The Pony stayed behind while I navigated the new Hillmomba Autobahn detour route to town for my daily 44 oz. Diet Coke. Today was a case of not the struggle, but the triumph. The trip itself was fairly uneventful. I only had to shake my curmudgeonly fist of outrage a couple of times. I nabbed that magical elixir in record time. But since The Pony was swishing his tail in the basement paddock rather than riding behind me and trotting out to get the mail, I had to do it myself.
I know how that husband felt, back in the 70s, when he asked his wifey for a beer, and she hollered from the kitchen, "GET IT YOURSELF, BOB!" Except my name isn't Bob. And I don't drink. So I didn't want a beer. But other than that, I know exactly how he felt.
First of all, a kindly anonymous donor paid for about ten loads of gravel to be put down on our road. I don't know the official name for this size gravel particle. Whereas the standard gray driveway gravel we get is called two-inch clean by the gravel dealers, this stuff must be in the double digits. I swear, it is HUGE. Every time I drive over it, the word riprap comes to mind. You know riprap. The rocks that line dams and levees and lakes, where you don't want any erosion going on. When we drive on our gravel road now, there arises such a clatter that my Sirius XM Seventies can hardly be heard. A seasoned mountain goat would be hard-pressed to take two steps over these particles without spraining a fetlock.

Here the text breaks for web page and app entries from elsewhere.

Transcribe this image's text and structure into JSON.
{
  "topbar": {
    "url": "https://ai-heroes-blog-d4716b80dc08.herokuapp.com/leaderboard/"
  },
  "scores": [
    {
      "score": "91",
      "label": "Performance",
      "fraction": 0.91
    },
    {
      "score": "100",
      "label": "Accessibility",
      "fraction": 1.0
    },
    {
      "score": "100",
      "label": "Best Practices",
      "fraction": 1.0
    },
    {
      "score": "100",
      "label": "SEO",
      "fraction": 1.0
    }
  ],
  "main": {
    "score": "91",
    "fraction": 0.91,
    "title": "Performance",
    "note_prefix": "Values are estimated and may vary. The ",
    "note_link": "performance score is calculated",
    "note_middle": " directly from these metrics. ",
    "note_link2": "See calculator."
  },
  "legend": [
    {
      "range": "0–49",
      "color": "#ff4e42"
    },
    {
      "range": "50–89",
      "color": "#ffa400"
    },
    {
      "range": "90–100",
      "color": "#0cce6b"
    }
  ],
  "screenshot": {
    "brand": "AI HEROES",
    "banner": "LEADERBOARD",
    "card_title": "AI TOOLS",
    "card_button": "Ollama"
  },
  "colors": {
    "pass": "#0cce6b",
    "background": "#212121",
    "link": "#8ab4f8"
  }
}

Secondly, Mrs. Hillbilly Mom does not enjoy a noontime hike. Gone are the days when I could whip a U-turn, pull T-Hoe over to the wrong side of the road, and open the door of EmBee the steel-pipe mailbox from my driver's seat. The new Hillmomba Autobahn put an end to that practice. So I had to maneuver myself over those bonebreakers to even get to the blacktop edge of the new Hillmomba Autobahn.
Thirdly, Mrs. Hillbilly Mom is no Frogger. Yet super-duper, George Costanza Frogger skillz are needed to get across the new Hillmomba Autobahn without taking a direct hit from a septic-tank sucker or a 15-roll hay wagon towed by a dually. I proceeded, I listed to port, I receded, I sidled starboard, and I arrived at EmBee's wooden, multi-mailbox hut. I had to step aside for a moment, as a passing Hillmomba Autobahn missile screamed past, blowing my hair like the hipster tie of that guy in a chair listening to a Hitachi speaker.

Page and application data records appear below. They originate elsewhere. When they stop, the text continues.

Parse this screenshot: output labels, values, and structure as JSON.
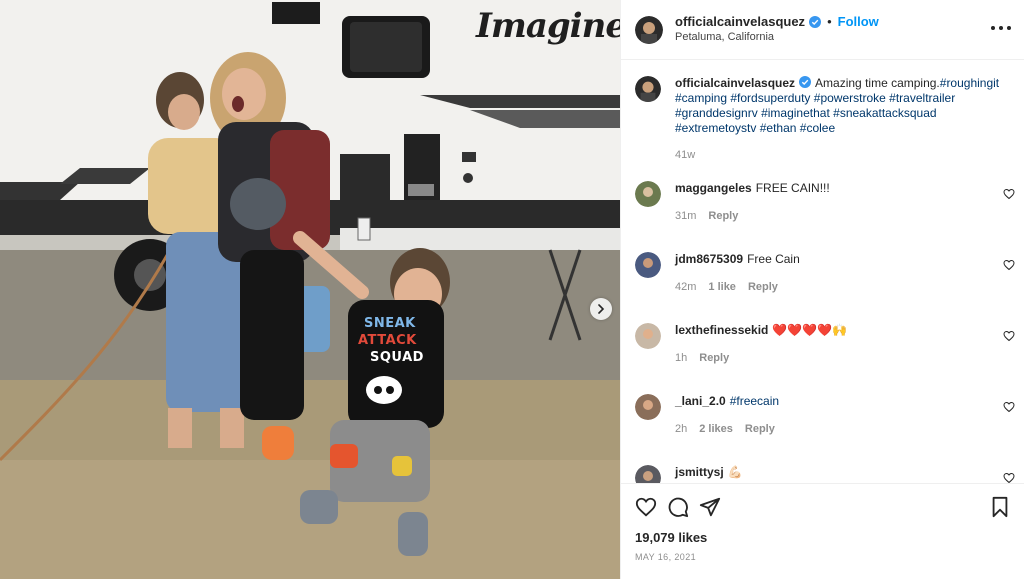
{
  "photo": {
    "brand_text": "Imagine",
    "shirt_lines": [
      "SNEAK",
      "ATTACK",
      "SQUAD"
    ],
    "next_icon": "chevron-right-icon"
  },
  "header": {
    "username": "officialcainvelasquez",
    "verified_icon": "verified-badge-icon",
    "separator": "•",
    "follow_label": "Follow",
    "location": "Petaluma, California",
    "more_icon": "more-options-icon"
  },
  "caption": {
    "username": "officialcainvelasquez",
    "text": "Amazing time camping.",
    "hashtags": [
      "#roughingit",
      "#camping",
      "#fordsuperduty",
      "#powerstroke",
      "#traveltrailer",
      "#granddesignrv",
      "#imaginethat",
      "#sneakattacksquad",
      "#extremetoystv",
      "#ethan",
      "#colee"
    ],
    "time": "41w"
  },
  "comments": [
    {
      "username": "maggangeles",
      "text": "FREE CAIN!!!",
      "time": "31m",
      "likes": "",
      "reply": "Reply"
    },
    {
      "username": "jdm8675309",
      "text": "Free Cain",
      "time": "42m",
      "likes": "1 like",
      "reply": "Reply"
    },
    {
      "username": "lexthefinessekid",
      "text": "❤️❤️❤️❤️🙌",
      "time": "1h",
      "likes": "",
      "reply": "Reply"
    },
    {
      "username": "_lani_2.0",
      "text": "#freecain",
      "time": "2h",
      "likes": "2 likes",
      "reply": "Reply"
    },
    {
      "username": "jsmittysj",
      "text": "💪🏻",
      "time": "",
      "likes": "",
      "reply": ""
    }
  ],
  "actions": {
    "like_icon": "heart-icon",
    "comment_icon": "comment-icon",
    "share_icon": "paper-plane-icon",
    "save_icon": "bookmark-icon"
  },
  "likes_count": "19,079 likes",
  "date": "MAY 16, 2021",
  "colors": {
    "link": "#00376b",
    "follow": "#0095f6",
    "verified": "#3897f0",
    "muted": "#8e8e8e"
  }
}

Fourthly, the carrier had rammed a large envelope addressed to Genius deep into the recesses of EmBee's green metal tube innards. I had to balance an eclectic mix of postcard electric bill, two #10 business envelopes, an Entertainment Weekly, and an internet service half-size cardboard flyer in my right hand while digging out that big envelope from the Missouri Secondary School Principals' Association with my left. It must have been a certificate of some kind from his Top 100 Scholars fete.
Back at the Mansion, I called The Pony as T-Hoe chugged down the driveway. He cheerfully bore my burdens into the house. I washed my hands of the dust of sweet, sweet Juno, who is a dirty girl in the summertime. She revels in a daily dustbath, and snoozes under the $1000 Caravan. While prepping my 44 oz. Diet Coke for downstairs delivery by double-cupping, I saw a stain on the damp paper towel I had just used to dry my hands. The Pony had squirted out some ketchup for a corn dog I brought him from the gas station chicken store. I mentally chastised him for cleaning up his mess with my hand towel. I might have used it to wipe off the side of my Diet Coke cup. Because there's nothing Mrs. Hillbilly Mom loves more than saving the environment one paper towel at a time, unless it's her 44 oz. Diet Coke. I said nothing, though, because that little fella is such a help to me. I said nothing. Until...
"HEY! That's BLOOD all over my paper towel!"
I searched myself for entry wounds. There. On the back of my hand. It was bleeding like a stuck leech in a Coumadin factory. EmBee had gouged me good with her screwy snaggletooth. The one that juts from her circular door flap, to mesh with the magnet at the top of her pipe-hole opening. The Pony ran to get me a bandaid. He hates to see me hurt. And to see blood flowing at the kitchen counter.
Life is fraught with danger here on the frontier.